Denmark: MAN Diesel & Turbo Takes Over Kappel Propeller Designs
New fuel-saving and energy-efficient propulsion opportunities are available from the MAN Alpha propeller programme, which now fully integrates the Kappel tip fin propeller blade designs for both controllable pitch propellers and fixed pitch propellers.
On 20 March 2012 the board of MAN Diesel & Turbo approved the company’s take-over of Kappel propeller – including designs, software, and intellectual property together with continued co-operation with Mr Jens Julius Kappel.
The original contract was signed on 29 February in Copenhagen, Denmark – by JJ Kappel and Torben Johansen on behalf of MAN Diesel & Turbo. JJ Kappel said after the contract signing: “We have had a good co-operation with MAN Diesel & Turbo for almost 10 years, and our joint projects have gone well. I hope that MAN will get the most out of the Kappel technology. Our co-operation does not end here – it will in fact become more intense”.
The co-operation between Kappel and MAN Diesel & Turbo officially started already in 2003 – on 3 December to be more specific, when 100 years of MAN Alpha CP Propeller production was celebrated in Frederikshavn. Shortly after that on 3 March 2004, MAN Diesel & Turbo was awarded the contract of supplying new-designed high-efficient Kappel CP Propeller blades as part of Scandlines’ extensive refurbishment of the ferries M/F PRINS JOACHIM and M/F KRONPRINS FREDERIK. This was later followed by a successful Kappel upgrading of additional four Scandlines vessels – thus proving the soundness of the concept.
Fuel savings and EEDI
In today’s market green technology, fuel-savings, energy optimisation and increased propulsion efficiency are more important than ever – for both new ship designs and for existing ships’ retrofit and upgrade solutions.

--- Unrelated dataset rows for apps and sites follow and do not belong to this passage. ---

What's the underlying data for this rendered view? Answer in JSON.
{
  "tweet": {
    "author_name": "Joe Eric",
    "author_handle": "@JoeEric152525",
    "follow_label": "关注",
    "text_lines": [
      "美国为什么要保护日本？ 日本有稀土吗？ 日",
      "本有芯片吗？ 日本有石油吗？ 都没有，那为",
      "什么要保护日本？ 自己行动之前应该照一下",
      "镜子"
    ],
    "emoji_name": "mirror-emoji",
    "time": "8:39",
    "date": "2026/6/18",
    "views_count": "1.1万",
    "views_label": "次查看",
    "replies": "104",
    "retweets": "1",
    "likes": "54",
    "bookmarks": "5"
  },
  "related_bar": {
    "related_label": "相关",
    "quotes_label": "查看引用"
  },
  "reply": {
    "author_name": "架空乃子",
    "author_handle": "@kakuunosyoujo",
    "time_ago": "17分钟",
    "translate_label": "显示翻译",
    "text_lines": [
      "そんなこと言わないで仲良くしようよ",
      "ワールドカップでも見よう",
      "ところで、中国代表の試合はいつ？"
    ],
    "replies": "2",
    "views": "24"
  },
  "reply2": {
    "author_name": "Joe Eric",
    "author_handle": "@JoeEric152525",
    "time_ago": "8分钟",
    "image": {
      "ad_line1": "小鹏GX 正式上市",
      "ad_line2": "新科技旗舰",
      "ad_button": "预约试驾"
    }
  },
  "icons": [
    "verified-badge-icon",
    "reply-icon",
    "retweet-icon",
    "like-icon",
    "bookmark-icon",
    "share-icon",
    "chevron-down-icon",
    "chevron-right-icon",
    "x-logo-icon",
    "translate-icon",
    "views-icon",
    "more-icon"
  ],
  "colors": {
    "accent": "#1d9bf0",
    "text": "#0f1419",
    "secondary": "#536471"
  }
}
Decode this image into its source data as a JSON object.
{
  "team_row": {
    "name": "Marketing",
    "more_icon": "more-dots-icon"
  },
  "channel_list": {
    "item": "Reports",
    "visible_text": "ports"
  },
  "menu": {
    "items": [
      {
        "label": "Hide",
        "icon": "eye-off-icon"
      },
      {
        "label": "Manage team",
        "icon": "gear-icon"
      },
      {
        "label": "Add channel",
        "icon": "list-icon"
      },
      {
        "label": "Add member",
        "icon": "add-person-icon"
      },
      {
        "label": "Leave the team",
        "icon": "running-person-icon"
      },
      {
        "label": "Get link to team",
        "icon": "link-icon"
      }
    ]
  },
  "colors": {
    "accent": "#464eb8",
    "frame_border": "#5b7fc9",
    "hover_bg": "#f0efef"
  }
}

The energy-saving technology, which MAN Diesel & Turbo now owns – will be matured and implemented in a greater variety of customer solutions including e.g. hydrodynamic integration of rudder bulbs, high-efficiency rudders, hull’s flow-guiding devices and ducts.
Compared to conventional designs, the Kappel propeller blade designs offer fuel savings by up to 6%. And it has to be noted that this improvement with the Kappel design is related to the blade design alone, thus not relying on improvements with other components – such as e.g. a rudder bulb integrated with propeller and rudder.
Optimised propeller and propulsion efficiencies contribute to lowering the EEDI (Energy Efficiency Design Index) of ships, as every gram of fuel saved by means of higher propulsive efficiency results in more energy-efficient transport – like in this case with up to 6%.
Both new sales and the retrofit after sales business will benefit from the now MAN owned technology. In retrofit installations, especially in situations where ships undergo a changed operational profile with slow-steaming and de-rating of main engines, MAN Diesel & Turbo will be able to deliver superior propulsion solutions including state-of-the-art propeller designs offering even larger fuel savings.
Low pressure impulse-to-hull and G-type advantages
Compared to a conventional design the Kappel propellers have shown lower pressure impulses which can be utilised for bigger and more efficient propellers because of the reduced clearance between hull and propeller tip. Combined with the G-type MAN B&W engine, further improvement in propulsion efficiency can be exploited. The new ultra-long stroke low-speed G-type has a longer stroke and lower engine speed with increased engine efficiency – and deploys a larger and more efficient propeller for tomorrow’s energy-optimised aft ship designs. In that combination fuel consumption and CO2 emission are reduced by up to 10%.
Source: MAN Diesel & Turbo, April 4, 2012